We can check this by double-clicking the archive that should be on our desktop. This should open it in a standard archiving program (Ark in KDE, File Roller in GNOME, and Xarchiver in Xfce).
What about the Files folder? Assuming we want this, add the documents inside it to our archive, we could use the same command as above, but add Stuff / Files / * to the end of the command.
An asterisk means all contents of the folder are included. So if there was another folder inside the Files folder, it would also be added. However, if there are items in this folder, they will not be included. For this we need to add -r (which means recursive or recursive).

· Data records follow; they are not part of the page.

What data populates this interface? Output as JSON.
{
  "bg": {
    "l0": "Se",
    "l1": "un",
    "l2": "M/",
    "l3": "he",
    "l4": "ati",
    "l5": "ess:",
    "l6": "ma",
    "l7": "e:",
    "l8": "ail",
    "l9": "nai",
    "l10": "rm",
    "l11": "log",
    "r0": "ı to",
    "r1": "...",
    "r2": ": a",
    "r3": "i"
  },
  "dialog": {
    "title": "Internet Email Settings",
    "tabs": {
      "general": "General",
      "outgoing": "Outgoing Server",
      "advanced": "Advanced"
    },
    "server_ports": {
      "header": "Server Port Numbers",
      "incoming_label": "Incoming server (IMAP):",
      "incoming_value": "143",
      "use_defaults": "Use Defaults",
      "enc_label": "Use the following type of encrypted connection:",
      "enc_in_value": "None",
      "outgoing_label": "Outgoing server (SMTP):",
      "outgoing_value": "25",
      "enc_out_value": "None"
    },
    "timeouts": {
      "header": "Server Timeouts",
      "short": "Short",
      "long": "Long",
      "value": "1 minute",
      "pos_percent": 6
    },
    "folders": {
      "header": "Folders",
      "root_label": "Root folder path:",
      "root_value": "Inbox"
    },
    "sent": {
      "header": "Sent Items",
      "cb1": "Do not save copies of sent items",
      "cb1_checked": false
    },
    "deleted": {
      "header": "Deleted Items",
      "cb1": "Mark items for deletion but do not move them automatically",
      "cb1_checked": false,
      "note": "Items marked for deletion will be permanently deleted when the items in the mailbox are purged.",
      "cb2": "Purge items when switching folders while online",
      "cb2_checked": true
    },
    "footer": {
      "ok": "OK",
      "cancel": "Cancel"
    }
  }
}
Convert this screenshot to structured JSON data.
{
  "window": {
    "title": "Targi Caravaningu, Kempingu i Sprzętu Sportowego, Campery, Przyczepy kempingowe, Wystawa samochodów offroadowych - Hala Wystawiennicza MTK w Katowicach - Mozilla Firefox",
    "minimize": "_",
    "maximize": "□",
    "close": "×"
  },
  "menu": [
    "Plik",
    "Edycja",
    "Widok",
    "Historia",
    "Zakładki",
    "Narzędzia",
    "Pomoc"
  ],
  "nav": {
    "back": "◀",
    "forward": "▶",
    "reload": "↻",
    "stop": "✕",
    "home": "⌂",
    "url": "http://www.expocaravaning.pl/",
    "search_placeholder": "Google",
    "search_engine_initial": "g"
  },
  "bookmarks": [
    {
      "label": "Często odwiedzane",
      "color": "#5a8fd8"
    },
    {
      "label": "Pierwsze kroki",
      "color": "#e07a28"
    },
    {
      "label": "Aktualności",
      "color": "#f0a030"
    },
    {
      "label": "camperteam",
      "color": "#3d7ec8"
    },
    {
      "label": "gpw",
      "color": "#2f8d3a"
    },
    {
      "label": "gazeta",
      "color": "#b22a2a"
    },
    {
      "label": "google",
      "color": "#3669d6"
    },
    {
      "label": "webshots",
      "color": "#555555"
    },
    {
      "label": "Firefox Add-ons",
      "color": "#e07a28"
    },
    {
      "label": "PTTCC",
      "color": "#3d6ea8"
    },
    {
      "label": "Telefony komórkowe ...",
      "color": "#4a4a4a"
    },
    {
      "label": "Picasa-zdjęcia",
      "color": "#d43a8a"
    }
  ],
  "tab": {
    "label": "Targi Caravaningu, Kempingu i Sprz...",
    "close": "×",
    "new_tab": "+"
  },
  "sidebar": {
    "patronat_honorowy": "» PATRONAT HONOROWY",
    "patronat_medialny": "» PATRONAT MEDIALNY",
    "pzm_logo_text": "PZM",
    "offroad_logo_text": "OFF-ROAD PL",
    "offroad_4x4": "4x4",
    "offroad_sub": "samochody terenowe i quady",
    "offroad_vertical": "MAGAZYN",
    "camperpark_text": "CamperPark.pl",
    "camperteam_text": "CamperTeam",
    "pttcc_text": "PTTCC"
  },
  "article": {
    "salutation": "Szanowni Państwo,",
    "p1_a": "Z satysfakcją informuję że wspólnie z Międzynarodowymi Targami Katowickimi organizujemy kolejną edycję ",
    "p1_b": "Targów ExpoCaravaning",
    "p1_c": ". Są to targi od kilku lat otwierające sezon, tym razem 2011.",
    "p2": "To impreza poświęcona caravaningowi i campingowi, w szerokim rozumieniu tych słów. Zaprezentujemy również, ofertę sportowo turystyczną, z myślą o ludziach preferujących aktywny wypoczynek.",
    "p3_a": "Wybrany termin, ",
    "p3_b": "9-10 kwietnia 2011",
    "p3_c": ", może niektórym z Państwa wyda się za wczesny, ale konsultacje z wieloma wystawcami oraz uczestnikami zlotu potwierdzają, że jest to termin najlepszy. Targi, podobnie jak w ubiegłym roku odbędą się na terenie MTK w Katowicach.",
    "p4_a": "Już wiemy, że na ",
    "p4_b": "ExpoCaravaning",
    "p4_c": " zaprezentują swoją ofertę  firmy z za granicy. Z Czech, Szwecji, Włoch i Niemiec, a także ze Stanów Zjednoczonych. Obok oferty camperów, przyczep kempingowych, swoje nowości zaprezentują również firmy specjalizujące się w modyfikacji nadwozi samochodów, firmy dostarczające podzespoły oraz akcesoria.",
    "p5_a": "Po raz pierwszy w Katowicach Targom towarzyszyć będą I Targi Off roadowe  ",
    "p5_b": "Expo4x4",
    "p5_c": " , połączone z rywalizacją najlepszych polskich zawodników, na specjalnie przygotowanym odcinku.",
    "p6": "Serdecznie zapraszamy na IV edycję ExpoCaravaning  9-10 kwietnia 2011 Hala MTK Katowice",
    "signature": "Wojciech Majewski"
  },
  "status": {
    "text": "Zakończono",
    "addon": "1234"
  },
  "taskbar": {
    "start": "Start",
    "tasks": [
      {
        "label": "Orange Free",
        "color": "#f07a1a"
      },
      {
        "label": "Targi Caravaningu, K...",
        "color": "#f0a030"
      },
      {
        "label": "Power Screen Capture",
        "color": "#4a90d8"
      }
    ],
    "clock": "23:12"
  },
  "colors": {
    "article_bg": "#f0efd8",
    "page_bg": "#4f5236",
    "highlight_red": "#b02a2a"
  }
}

It should be noted that the above two commands are not intended to “add” files to a zip archive; they are created to create it. However, since the archive already exists, the command simply adds any new files to the existing archive. If we wanted to create this archive all at once (instead of the three steps we followed to gradually add files to it for educational purposes), we could simply enter zip -r test Stuff / * and create the same archive.
From the command and output, you will notice that there are three files inside the Stuff folder included, as well as three documents inside the Files folder, so everything was done with a nice and simple command.
What about those two “additional” documents that we created on our desktop? Zip works like this: if you try to add a file to an archive that already exists in the archive, the new files will overwrite the old ones. So, since the documents we created on our desktop (doc2.txt and doc3.txt) have content (we added hello world to doc2.txt and cheers to doc3.txt), we should have possibility to add these documents and then you can check it. First, we’ll drag the two “extra” documents into the Stuff folder.
You will probably be asked if you want new documents to replace existing ones (remember that this is in a folder, not a zip archive), so let that happen.
Now that this is done, let’s add them to the archive by typing zip test Stuff / doc2.txt Stuff / doc3.txt
You will notice that the above command now shows that files are being updated rather than added. If we check the archive now, we will notice that the files look the same, but when doc2.txt and doc3.txt are open, you will see that they now have content, not empty ones like in our original files. were.
Sometimes on Linux, you can see that some files are hidden by adding a period (“.”) To the beginning of the file name. This is especially true for configuration files that should exist but are often not visible (which reduces clutter and also reduces the chances of accidentally deleting the configuration file). We can add them to the zip file quite easily. First, let’s say we want to create a zip file named backup from every file in the directory. We can do this by typing zip backup * in Terminal.
This will add all files and folders, although no items in that folder will be included. To add them, we would add -r again so that zip -r backup * would be the command.
Now we are almost there. To add folders, files and hidden files recursively, the command is actually very simple: zip -r backup.
Now it’s pretty easy to unpack. However, before we do anything else, delete the documents on the desktop (doc2.txt and doc3.txt) as well as the Stuff folder. When they disappear by typing unzip test.zip, the contents of our original zipped archive will be moved to your current directory.
Note. If we hadn’t deleted the documents, we would have tried to unzip the contents of our zip file into an existing file, so you will be asked if we want to replace each document.
And it’s all! Compressing and unzipping is a fairly common task, and while there are certainly GUI options available, with practice you will find that performing the same tasks from Terminal is also not very difficult.